The unlikely thoughts that flow through your head when you hole the putt to win a Ryder Cup?
“At first I knew I was going to miss so I backed off. Everybody gasped back home, my brother was watching with them and he said, ‘Oh no, he’s not ready, now he’ll start again.’ I got over the ball, I gave it the looks, through the routine and it went in the hole.
“I put my hands up because I had done my routine and it had worked. I was not really celebrating winning the Ryder Cup!”
Love III goes on to discuss his entire career and is honest in his appraisal.
“When I look back I think I could have done better,” he says. “I could have had a tougher demeanour. Now I see what makes Tiger Woods play so well, what keeps Steve Stricker coming back, and I wish I could go back and start over. But I wouldn’t trade my life for a better career.

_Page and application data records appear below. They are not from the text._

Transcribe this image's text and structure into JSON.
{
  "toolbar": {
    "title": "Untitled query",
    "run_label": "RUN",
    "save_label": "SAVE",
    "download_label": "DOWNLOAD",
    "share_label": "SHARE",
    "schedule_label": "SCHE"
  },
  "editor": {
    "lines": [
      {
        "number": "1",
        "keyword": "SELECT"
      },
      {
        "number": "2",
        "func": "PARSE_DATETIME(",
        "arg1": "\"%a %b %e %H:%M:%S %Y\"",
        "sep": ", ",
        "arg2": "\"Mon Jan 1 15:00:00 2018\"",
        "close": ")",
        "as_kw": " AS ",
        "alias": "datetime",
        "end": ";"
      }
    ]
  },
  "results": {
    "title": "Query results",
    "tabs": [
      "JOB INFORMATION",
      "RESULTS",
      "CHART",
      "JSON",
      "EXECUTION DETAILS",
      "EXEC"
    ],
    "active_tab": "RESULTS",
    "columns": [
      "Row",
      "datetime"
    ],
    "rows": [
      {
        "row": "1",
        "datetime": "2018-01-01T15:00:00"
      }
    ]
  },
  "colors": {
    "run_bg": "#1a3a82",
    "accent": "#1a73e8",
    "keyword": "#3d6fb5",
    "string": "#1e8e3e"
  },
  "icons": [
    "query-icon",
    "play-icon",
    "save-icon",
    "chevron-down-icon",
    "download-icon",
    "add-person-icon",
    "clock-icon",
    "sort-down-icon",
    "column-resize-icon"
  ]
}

“I could have won more and my dad would have told you I could have worked harder on my fitness and my game, but he’d be proud what I’ve achieved.
“If you gave me all my seconds I’d still be 50 and that’s a long way behind Tiger at 80! I should have won another couple of majors maybe. Payne Stewart and Jose Maria flew past me a couple of times and I blew a few of them.

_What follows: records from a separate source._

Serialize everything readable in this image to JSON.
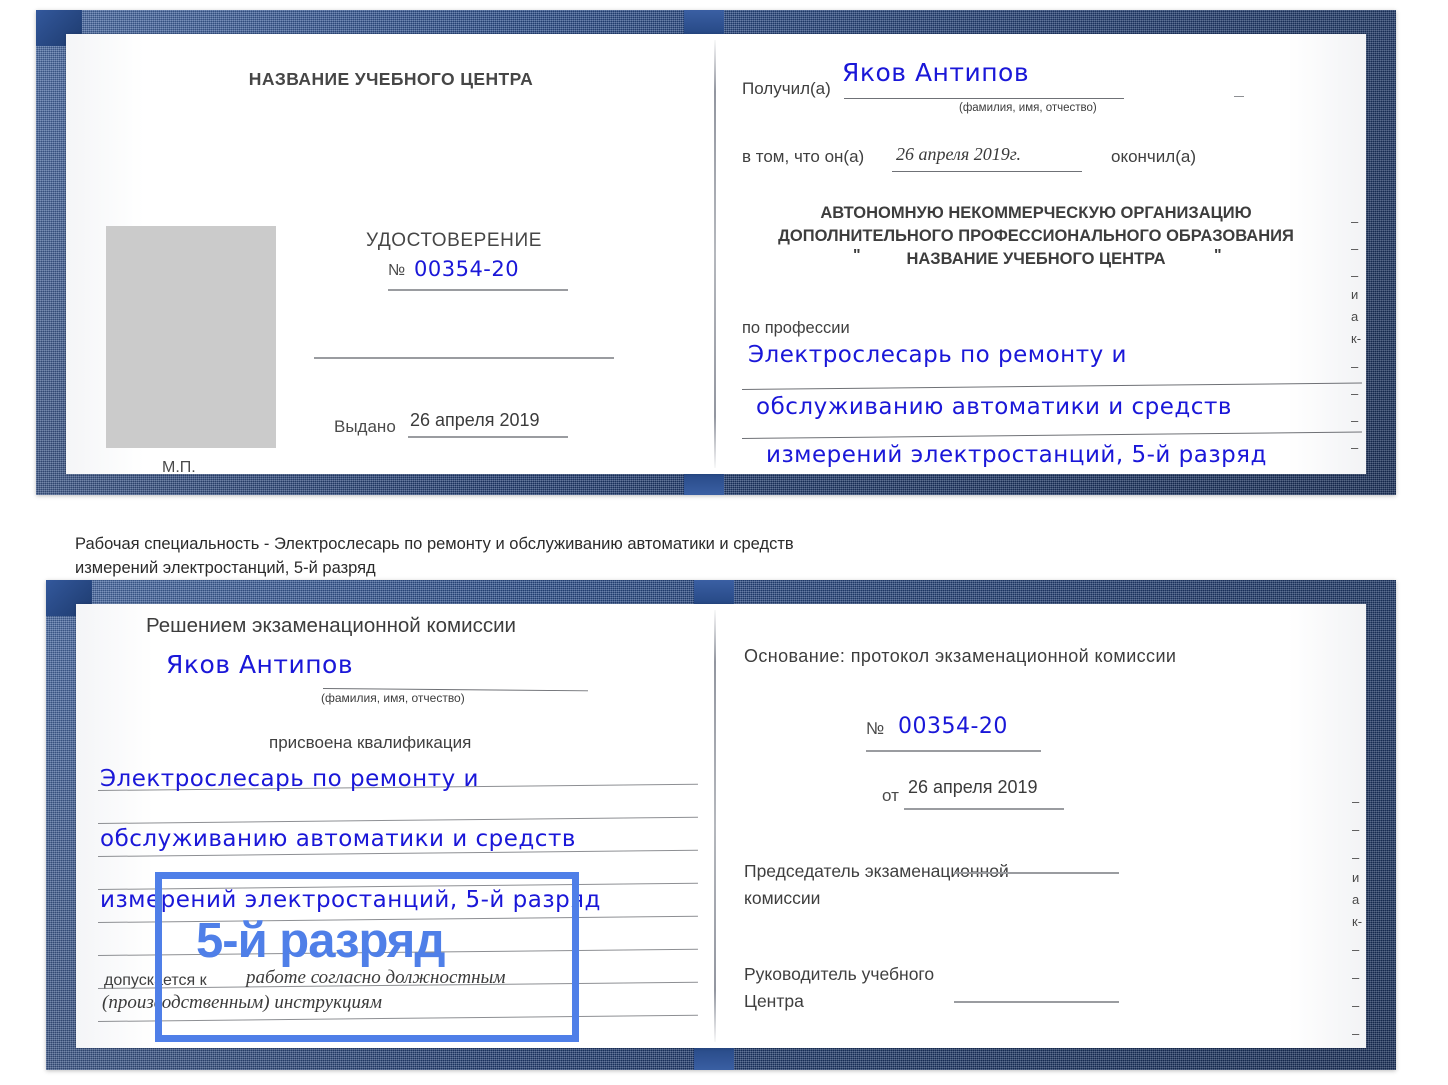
{
  "caption": {
    "line1": "Рабочая специальность - Электрослесарь по ремонту и обслуживанию автоматики и средств",
    "line2": "измерений электростанций, 5-й разряд"
  },
  "certificate_top": {
    "left_page": {
      "header": "НАЗВАНИЕ УЧЕБНОГО ЦЕНТРА",
      "title": "УДОСТОВЕРЕНИЕ",
      "number_label": "№",
      "number_value": "00354-20",
      "issued_label": "Выдано",
      "issued_value": "26 апреля 2019",
      "seal_label": "М.П.",
      "photo_placeholder": "photo-placeholder"
    },
    "right_page": {
      "received_label": "Получил(а)",
      "received_value": "Яков Антипов",
      "fio_hint": "(фамилия, имя, отчество)",
      "inthat_label": "в том, что он(а)",
      "inthat_value": "26 апреля 2019г.",
      "finished_label": "окончил(а)",
      "org_line1": "АВТОНОМНУЮ НЕКОММЕРЧЕСКУЮ ОРГАНИЗАЦИЮ",
      "org_line2": "ДОПОЛНИТЕЛЬНОГО ПРОФЕССИОНАЛЬНОГО ОБРАЗОВАНИЯ",
      "org_quote_open": "\"",
      "org_name": "НАЗВАНИЕ УЧЕБНОГО ЦЕНТРА",
      "org_quote_close": "\"",
      "profession_label": "по профессии",
      "profession_line1": "Электрослесарь по ремонту и",
      "profession_line2": "обслуживанию автоматики и средств",
      "profession_line3": "измерений электростанций, 5-й разряд",
      "edge_fragments": [
        "и",
        "а",
        "к-"
      ]
    }
  },
  "certificate_bottom": {
    "left_page": {
      "header": "Решением экзаменационной комиссии",
      "name_value": "Яков Антипов",
      "fio_hint": "(фамилия, имя, отчество)",
      "qualification_label": "присвоена квалификация",
      "qual_line1": "Электрослесарь по ремонту и",
      "qual_line2": "обслуживанию автоматики и средств",
      "qual_line3": "измерений электростанций, 5-й разряд",
      "admitted_label": "допускается к",
      "admitted_value1": "работе согласно должностным",
      "admitted_value2": "(производственным) инструкциям"
    },
    "right_page": {
      "basis_label": "Основание: протокол экзаменационной комиссии",
      "number_label": "№",
      "number_value": "00354-20",
      "date_label": "от",
      "date_value": "26 апреля 2019",
      "chairman_line1": "Председатель экзаменационной",
      "chairman_line2": "комиссии",
      "head_line1": "Руководитель учебного",
      "head_line2": "Центра",
      "edge_fragments": [
        "и",
        "а",
        "к-"
      ]
    }
  },
  "highlight": {
    "label": "5-й разряд",
    "box_color": "#4f7fe8"
  },
  "colors": {
    "cover_blue": "#224078",
    "ink_blue": "#1a17d8",
    "paper": "#fdfdfd",
    "rule_gray": "#8d8f93",
    "text_gray": "#3b3b3b",
    "photo_gray": "#cbcbcb"
  }
}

“But I don’t look back with regret. If I’d been a better player I might not have seen hundreds of horse shows with my daughter or watched my son’s college sport. But I won’t disagree if people say I underachieved.”

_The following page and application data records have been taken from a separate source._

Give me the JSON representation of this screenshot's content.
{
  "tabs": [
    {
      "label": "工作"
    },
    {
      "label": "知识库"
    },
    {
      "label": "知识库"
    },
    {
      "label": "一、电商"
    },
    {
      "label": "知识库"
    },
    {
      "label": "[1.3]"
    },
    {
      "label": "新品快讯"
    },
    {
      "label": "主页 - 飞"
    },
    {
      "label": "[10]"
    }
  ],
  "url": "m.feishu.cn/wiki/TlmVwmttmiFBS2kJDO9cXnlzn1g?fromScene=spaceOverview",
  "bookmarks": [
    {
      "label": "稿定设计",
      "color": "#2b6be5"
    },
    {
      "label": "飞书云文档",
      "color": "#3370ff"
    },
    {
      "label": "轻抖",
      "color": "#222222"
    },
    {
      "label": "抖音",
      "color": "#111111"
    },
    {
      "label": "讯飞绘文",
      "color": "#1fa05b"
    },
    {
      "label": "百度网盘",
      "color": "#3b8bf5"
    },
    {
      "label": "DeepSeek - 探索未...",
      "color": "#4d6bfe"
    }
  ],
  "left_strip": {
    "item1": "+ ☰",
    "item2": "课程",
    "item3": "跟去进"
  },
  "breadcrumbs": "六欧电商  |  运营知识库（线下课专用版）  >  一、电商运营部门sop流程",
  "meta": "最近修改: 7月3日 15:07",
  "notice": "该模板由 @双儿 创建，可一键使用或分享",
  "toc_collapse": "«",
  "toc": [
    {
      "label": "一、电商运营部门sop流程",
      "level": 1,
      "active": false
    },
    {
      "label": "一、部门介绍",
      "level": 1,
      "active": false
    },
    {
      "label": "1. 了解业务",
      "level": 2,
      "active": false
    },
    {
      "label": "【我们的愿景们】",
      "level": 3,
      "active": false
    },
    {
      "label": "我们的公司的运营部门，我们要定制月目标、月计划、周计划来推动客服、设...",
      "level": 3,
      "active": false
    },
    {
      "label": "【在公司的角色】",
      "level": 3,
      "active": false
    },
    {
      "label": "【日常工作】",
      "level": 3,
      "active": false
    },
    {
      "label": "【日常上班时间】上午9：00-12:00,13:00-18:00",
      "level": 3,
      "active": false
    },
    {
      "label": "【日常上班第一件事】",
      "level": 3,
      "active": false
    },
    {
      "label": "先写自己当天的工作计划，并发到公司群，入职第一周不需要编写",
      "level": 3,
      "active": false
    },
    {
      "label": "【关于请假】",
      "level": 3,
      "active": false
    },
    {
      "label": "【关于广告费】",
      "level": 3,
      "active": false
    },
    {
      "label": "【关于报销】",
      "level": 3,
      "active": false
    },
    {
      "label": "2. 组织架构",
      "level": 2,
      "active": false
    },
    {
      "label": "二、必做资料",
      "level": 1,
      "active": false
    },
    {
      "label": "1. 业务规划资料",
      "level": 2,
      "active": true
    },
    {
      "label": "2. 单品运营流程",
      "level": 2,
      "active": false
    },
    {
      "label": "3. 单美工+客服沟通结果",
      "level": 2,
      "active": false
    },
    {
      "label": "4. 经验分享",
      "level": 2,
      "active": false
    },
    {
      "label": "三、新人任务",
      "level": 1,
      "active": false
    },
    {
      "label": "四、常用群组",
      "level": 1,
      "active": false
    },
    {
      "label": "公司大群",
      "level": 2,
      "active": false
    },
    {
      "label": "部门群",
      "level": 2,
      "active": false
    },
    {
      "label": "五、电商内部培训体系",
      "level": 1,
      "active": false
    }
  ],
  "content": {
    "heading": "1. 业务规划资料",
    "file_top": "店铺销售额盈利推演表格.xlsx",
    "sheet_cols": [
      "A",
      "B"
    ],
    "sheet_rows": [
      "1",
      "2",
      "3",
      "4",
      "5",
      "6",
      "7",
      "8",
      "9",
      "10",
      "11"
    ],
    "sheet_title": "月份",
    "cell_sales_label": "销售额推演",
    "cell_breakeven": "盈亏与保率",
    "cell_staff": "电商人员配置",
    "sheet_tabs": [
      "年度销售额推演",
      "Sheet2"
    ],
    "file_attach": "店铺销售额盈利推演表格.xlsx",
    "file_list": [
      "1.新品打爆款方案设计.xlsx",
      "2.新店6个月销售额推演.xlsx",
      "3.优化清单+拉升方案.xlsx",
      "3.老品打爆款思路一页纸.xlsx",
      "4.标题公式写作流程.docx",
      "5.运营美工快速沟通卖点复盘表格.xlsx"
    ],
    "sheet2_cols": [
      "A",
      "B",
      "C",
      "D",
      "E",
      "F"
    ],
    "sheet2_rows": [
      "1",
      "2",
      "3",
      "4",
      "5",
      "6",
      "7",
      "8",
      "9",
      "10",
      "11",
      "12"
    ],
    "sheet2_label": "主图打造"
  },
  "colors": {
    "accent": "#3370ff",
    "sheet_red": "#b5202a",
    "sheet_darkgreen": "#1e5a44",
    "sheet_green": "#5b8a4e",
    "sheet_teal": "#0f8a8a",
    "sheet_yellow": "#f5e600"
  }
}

Ahead of the tour returning to TPC Sawgrass, the scene of his double triumph in the self-styled fifth major, Love III concludes with his thoughts on the state of the sport.
“Professionally I don’t think the game has been better. We’ve got Tiger back. We’ve got Rory, Rickie, Jordan, Justin Thomas – our stars are great young men. But we have to translate that to growing the game. We’re not gaining any golfers. That’s our biggest challenge.”
To here the full podcast ahead of next week’s official roll-out click below…
Viktor Hovland goes back-to-back in the Bahamas with Hero World Challenge win
The Norwegian held off Scottie Scheffler to win by two shots.
Home favourite Thriston Lawrence survives late scare to win South African Open
The South African beat Clement Sordet by one stroke.
Adrian Meronk wins Australian Open as playing partner Adam Scott misses out
Home favourite Scott held a one-shot lead going into the final round at Victoria GC but Meronk shot 66 to win by five strokes.
Poland’s Adrian Meronk eclipses Adam Scott to win Australian Open
Despite taking the lead into Sunday, Scott was ultimately unable to repel Meronk’s challenge.
Thriston Lawrence and Clement Sordet set for final-day battle at South African Open
Thriston Lawrence leads his playing partner by two shots.
Adam Scott leads Australian Open ahead of Adrian Meronk
Scott moved to 11 under on Saturday, one stroke better than Meronk at the summit.
Adam Scott equals course record to share halfway lead at Australian Open
Scott carded five birdies and an eagle on the 18th at Victoria Golf Club.
Hole-in-one helps Tom McKibbin make strong start in South Africa
The 19-year-old holed out with a five iron from 232 yards on the 11th hole.
A nice birdie-fest – Tiger Woods expecting low scoring Hero World Challenge
Woods withdrew on Monday due to plantar fasciitis in his right foot.
Adam Scott relishing chance to experience a career first at the Australian Open
The tournament sees men, women and golfers with disabilities competing on the same course at the same time.